How to Leverage LinkedIn Events for Business Pages
How to Leverage LinkedIn Events for Business Pages
To leverage events for LinkedIn Business Pages, your sales and marketing teams need to be on the same page about the process and purpose of utilizing this feature. Come to a consensus on the business value of utilizing this before you dive-in without a clear strategy.
This new functionality is poised to be a game-changer for the B2B social networking space!
Its capabilities offer serious potential in terms of having more personalized and engaging conversations with LinkedIn connections.
It’s not just companies that can create events, but individuals can too. For freelancers or entrepreneurs, creating events as an individual might make sense, but for businesses and organizations, it’s best to leverage events for LinkedIn Business Pages.
First, let’s cover the technical side. Here are the steps you need to take to create an event using your LinkedIn Company Page:
Log in to your LinkedIn account, and then navigate to your Company Page
Click on “Admin Tools” in the upper right-hand corner of your page – a dropdown menu will appear
Click “Create an Event” in the dropdown menu
Fill in the event details…
Create a web-friendly event banner that has a 4:1 aspect ratio
The organizer is not editable – for example, if this were a collaborative webinar, you might invite your business partner – by default, this will appear as your company name

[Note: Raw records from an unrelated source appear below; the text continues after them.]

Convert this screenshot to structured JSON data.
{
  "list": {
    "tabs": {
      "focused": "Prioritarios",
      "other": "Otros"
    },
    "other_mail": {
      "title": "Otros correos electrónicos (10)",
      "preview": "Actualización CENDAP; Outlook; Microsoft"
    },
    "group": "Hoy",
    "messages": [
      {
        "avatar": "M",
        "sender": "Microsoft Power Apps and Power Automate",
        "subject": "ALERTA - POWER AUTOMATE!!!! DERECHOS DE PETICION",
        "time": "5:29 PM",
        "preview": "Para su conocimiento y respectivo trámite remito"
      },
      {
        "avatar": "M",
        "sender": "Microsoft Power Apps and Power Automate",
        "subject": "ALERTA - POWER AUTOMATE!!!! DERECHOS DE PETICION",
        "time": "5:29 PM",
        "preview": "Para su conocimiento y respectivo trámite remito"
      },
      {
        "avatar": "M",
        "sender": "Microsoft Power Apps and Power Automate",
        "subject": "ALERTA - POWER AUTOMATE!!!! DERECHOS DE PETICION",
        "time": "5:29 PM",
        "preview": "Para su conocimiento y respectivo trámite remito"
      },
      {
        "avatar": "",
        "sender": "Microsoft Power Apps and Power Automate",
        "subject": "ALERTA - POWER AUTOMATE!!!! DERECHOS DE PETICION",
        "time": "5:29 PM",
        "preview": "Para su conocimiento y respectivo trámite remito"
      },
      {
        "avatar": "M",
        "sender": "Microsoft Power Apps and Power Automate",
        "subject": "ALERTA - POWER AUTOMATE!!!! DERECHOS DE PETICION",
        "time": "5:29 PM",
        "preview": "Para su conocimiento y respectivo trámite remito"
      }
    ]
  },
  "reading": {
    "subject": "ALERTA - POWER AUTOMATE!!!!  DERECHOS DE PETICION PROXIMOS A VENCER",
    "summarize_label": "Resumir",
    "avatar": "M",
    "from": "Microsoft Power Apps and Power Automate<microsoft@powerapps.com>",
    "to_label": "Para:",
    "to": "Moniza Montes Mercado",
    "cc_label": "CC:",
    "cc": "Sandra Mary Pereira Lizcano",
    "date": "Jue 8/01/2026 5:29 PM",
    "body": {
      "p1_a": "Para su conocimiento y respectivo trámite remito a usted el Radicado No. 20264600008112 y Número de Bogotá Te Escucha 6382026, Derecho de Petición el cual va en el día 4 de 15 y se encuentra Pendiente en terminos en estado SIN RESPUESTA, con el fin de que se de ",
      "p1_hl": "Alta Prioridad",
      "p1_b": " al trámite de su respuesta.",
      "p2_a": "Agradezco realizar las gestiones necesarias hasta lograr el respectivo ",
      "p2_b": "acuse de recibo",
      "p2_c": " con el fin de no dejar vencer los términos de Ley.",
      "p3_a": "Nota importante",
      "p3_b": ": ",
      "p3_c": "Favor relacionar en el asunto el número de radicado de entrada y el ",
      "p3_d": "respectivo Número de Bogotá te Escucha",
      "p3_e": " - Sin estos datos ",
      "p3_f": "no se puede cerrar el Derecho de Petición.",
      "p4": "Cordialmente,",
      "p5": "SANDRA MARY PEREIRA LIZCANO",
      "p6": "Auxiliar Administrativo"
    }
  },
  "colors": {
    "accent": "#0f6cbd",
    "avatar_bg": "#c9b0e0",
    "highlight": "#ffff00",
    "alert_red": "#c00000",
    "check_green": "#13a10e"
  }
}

Use your company logo for the profile picture (recommended)
Name your event
Add a broadcast link
Add time and date (multiple dates are not currently a feature)
Select your time zone
Add an event description (keep it short, sweet, and to-the-point)
Add a ticketing website (if applicable)
Choose “public” event, which expands your audience past your own connections, or “private” event, which limits it only to connections you invite (you may select private so that competitors don’t have clear visibility)
Once you’re ready, click “Create”
After you click “Create,” you’ll be taken to the event page and can start sharing it as posts to your company or an individual account and invite your connections to attend
If you’re familiar with Facebook events, LinkedIn events offer a lot of the same functionality, but the network is what makes it more attractive for today’s B2B salespeople and marketers.
LinkedIn has been coined over the years as the social network for professionals.
Once marketers go through the process of creating events, salespeople can leverage events on your LinkedIn company page to send invitations to their contacts directly.
So, let’s say we had an upcoming webinar called, “How to Leverage CRM for Manufacturing.” Marketing would go into LinkedIn, follow the aforementioned steps, and then alert the sales team that this event was created.
Anyone can send invitations on your LinkedIn events from your company page. (Therefore, invitees may act as a reference too.)
Sales would then go to this link, click “invite,” and filter their contacts. For this example, they would filter by industry, but there are other filtering types available such as company name, company size, etc.) and start inviting relevant leads, prospects, and customers. This sort of interaction creates an element of personalization that email campaigns might not be able to deliver with the same gusto.
While email marketing is still very effective in today’s marketplace, this is another important step for salespeople to take, especially if webinars and videos are a heavy part of your marketing strategy. Webinars provide clear visibility into your organization’s expertise, passions, and culture.
There is a sense of trust clients have established by working directly with their sales reps (or account managers, who can use LinkedIn Page Events in the same way to discover new opportunities with existing accounts/customers). When contacts know a familiar face or name, they are more likely to engage and respond.
People are what make customer relationships strong.
On the invitee’s side, invitations to webinars appear the same as connection invitations. So, when attendees log in to LinkedIn next, they will see webinar invitations under “My Network,” and be able to accept the invitation or reject it.
Salespeople can also establish a follow-up process with this. If the attendee accepts the invitation, sales reps can start a conversation with the account via LinkedIn messaging to remain consistent with the platform and not confuse accounts about where invitations came from (such as if you followed up via email instead).
They may start a dialogue with openers like:
“Hi (Contact Name), I’m so glad that you’ll be joining us for this upcoming webinar. I wanted to check in today to ensure that you have completed all of the sign-up steps so that you don’t miss any of the great pieces of insight in this presentation. Looking forward to hearing from you! (Sales Rep Name).”
“Hi (Contact Name), I see that you accepted my invitation to attend the upcoming webinar, ‘How to Leverage CRM for Manufacturing’ – how wonderful! What are your current goals with CRM? I’d love to learn more about your current state and needs. Looking forward to hearing from you. (Sales Rep Name).”
These are just some examples to revise and build off of! You know your voice and your brand’s voice best – use it in your communications and interactions.
Find a flow or process with LinkedIn Events that works for your organization. If your audience is not on LinkedIn, of course, you will need to pivot to other networks. You don’t want to waste time where your audience isn’t.
In the B2B space, LinkedIn makes a lot of sense for cultivating customer relationships, but might not carry the same fervor with B2C.
Are you looking for more effective ways to leverage events for LinkedIn Business Pages, build your social media presence, increase personalization, or come up with new sales and marketing alignment process flows?